Ford Model 18 Fordor Sedan
The 75th Anniversary of the launch of the 1932 Ford models was an historic event worth celebrating. In his 2007 Auto Week article, J.P. Vettraino reflected that the car’s development “…pushed Ford closer to the brink of insolvency and raised the public’s expectations for a standard, reasonably priced automobile. It was half inspiration, half desperation, like so many of the moves that marked Henry Ford’s career.” Vettraino continued, “The 1932 model was for Ford what the minivan was for Chrysler in the mid-1980s: a Hail Mary pass, completed in spectacular fashion for a touchdown as time was running out.”

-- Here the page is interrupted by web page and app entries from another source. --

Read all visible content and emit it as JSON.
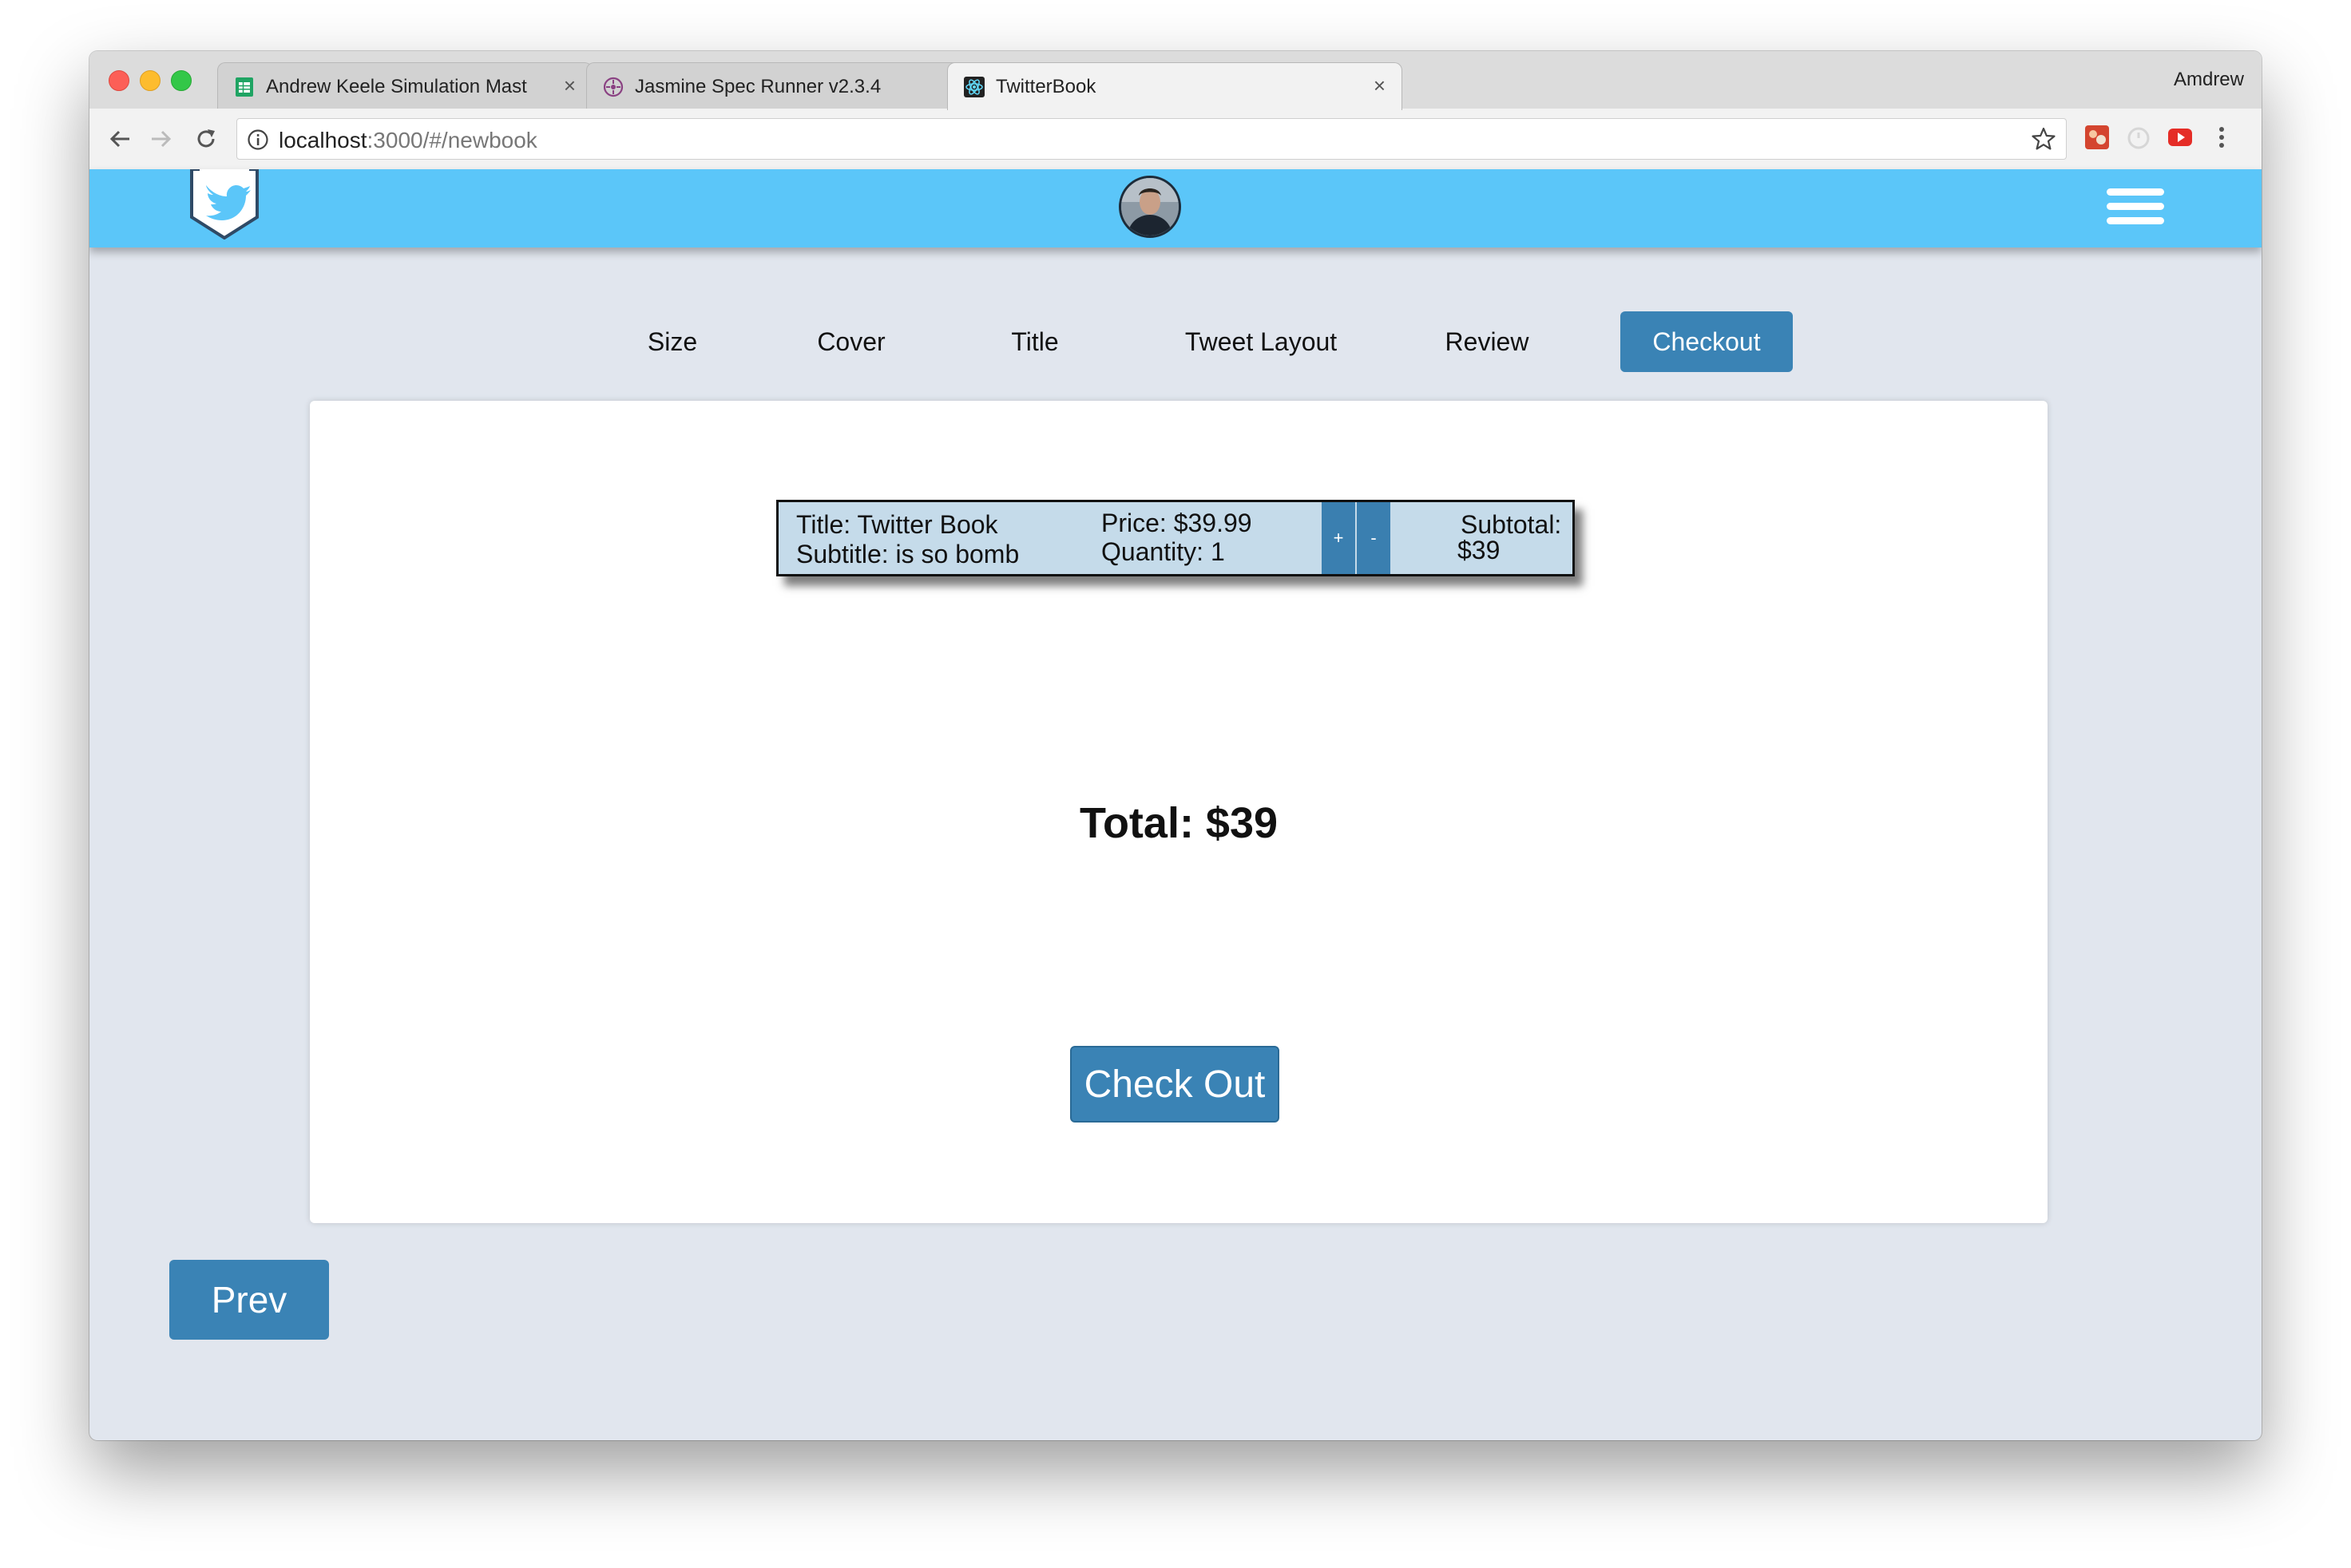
{
  "browser": {
    "tabs": [
      {
        "title": "Andrew Keele Simulation Mast",
        "icon": "sheets-icon",
        "close": "×"
      },
      {
        "title": "Jasmine Spec Runner v2.3.4",
        "icon": "jasmine-icon",
        "close": "×"
      },
      {
        "title": "TwitterBook",
        "icon": "react-icon",
        "close": "×"
      }
    ],
    "profile_name": "Amdrew",
    "url_host": "localhost",
    "url_rest": ":3000/#/newbook"
  },
  "nav": {
    "steps": [
      "Size",
      "Cover",
      "Title",
      "Tweet Layout",
      "Review",
      "Checkout"
    ],
    "active_step": "Checkout"
  },
  "cart": {
    "title_line": "Title: Twitter Book",
    "subtitle_line": "Subtitle: is so bomb",
    "price_line": "Price: $39.99",
    "quantity_line": "Quantity: 1",
    "plus_label": "+",
    "minus_label": "-",
    "subtotal_label": "Subtotal:",
    "subtotal_value": "$39"
  },
  "total_text": "Total: $39",
  "checkout_button": "Check Out",
  "prev_button": "Prev",
  "colors": {
    "header": "#5bc6f9",
    "primary_button": "#3a83b5",
    "cart_row": "#c5dbea",
    "page_bg": "#e1e6ee"
  }
}
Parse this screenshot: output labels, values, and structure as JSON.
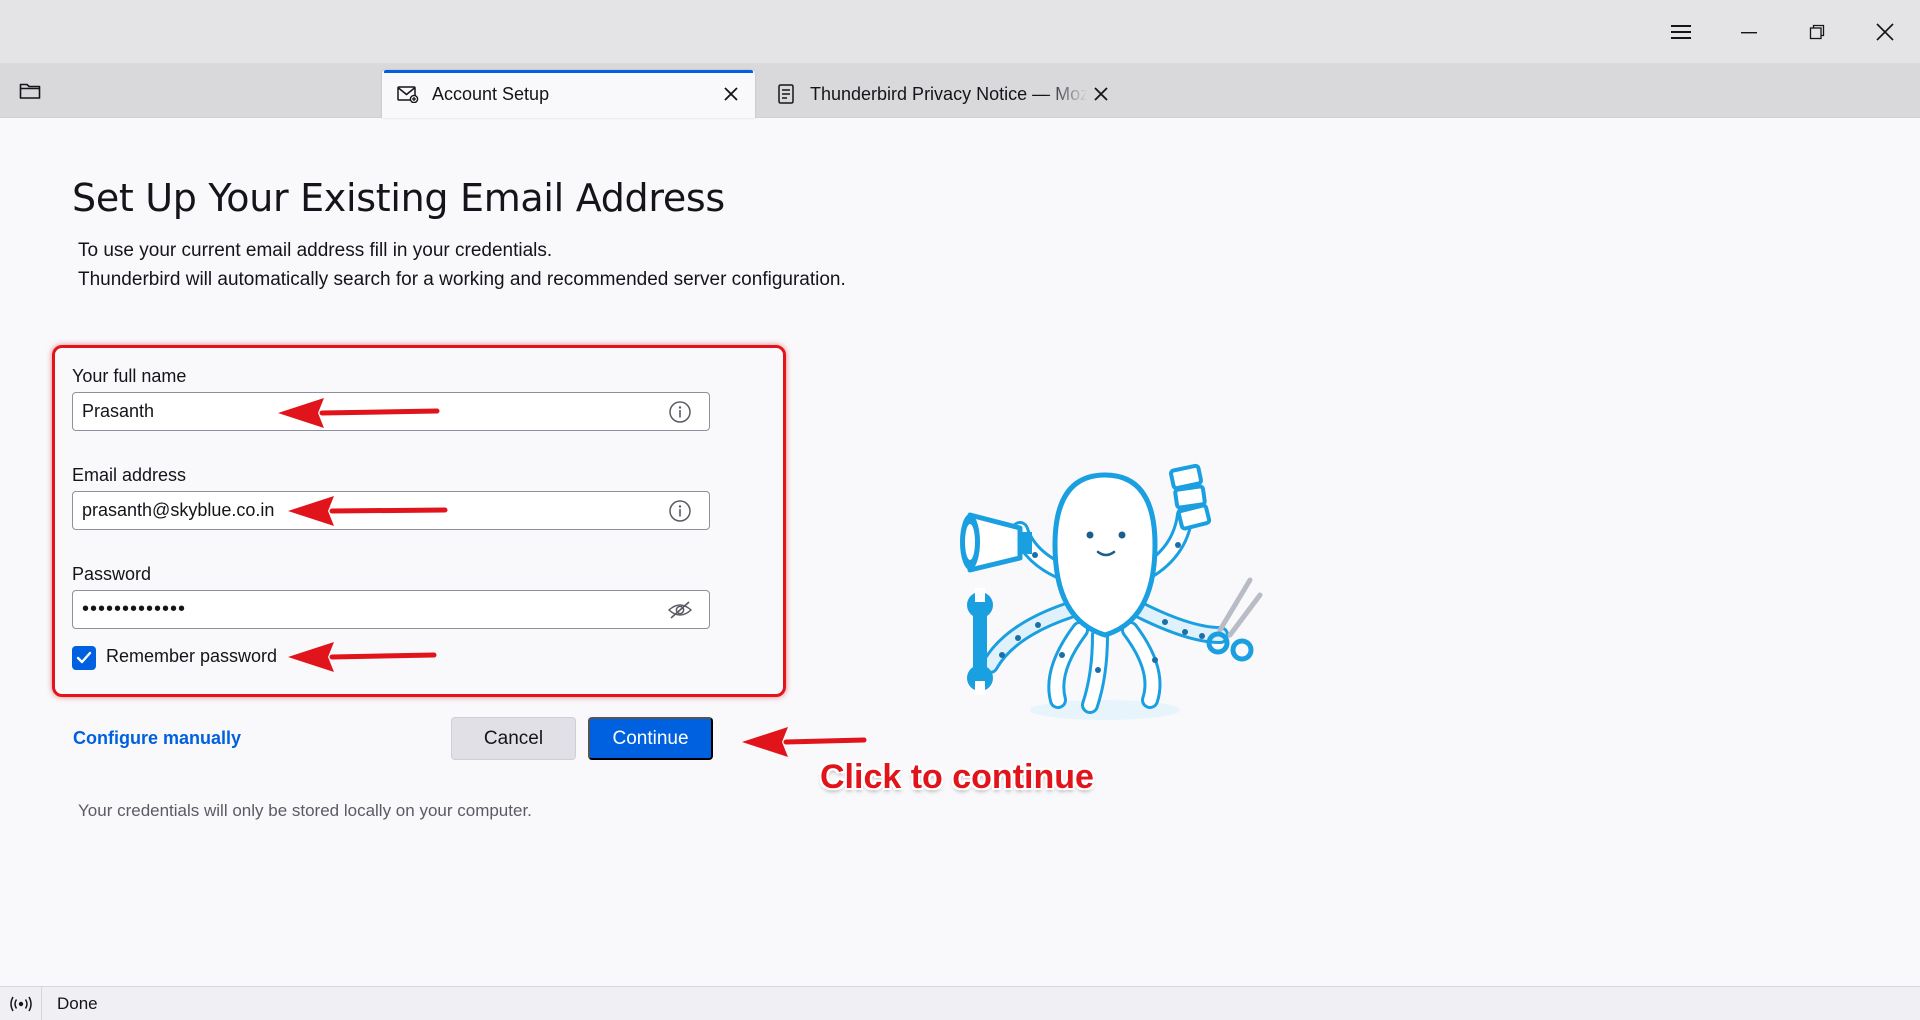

Vettraino’s commentary is certainly no overstatement of the car’s significance. In fact, the inspired design of the 1932 models juxtaposed the titanic struggle that resulted over the construction of the world’s first successful low-priced, high-volume, “monoblock” V8 engine, which defied conventional engineering practices. Yes, the V8 did have its teething pains after its release, but Ford’s resolute decision to make massive investments to the Rouge plant and to press forward with development of the challenging V8 saved Ford Motor Company at the depths of the Great Depression. In turn, that fateful decision produced a series of automobiles that remain beloved by millions of enthusiasts to this day.
This car was auctioned off by RM Auctions in March of 2009 at the The Ritz-Carlton, Amelia Island, Florida.
65hp, 221 cu. in. V8 engine, three-speed manual transmission, solid front axle with transverse semi-elliptic leaf spring, ¾-floating rear axle with transverse semi-elliptic leaf spring, and four-wheel mechanically-actuated internal-expanding brakes. Wheelbase: 106".
Source: RM Auctions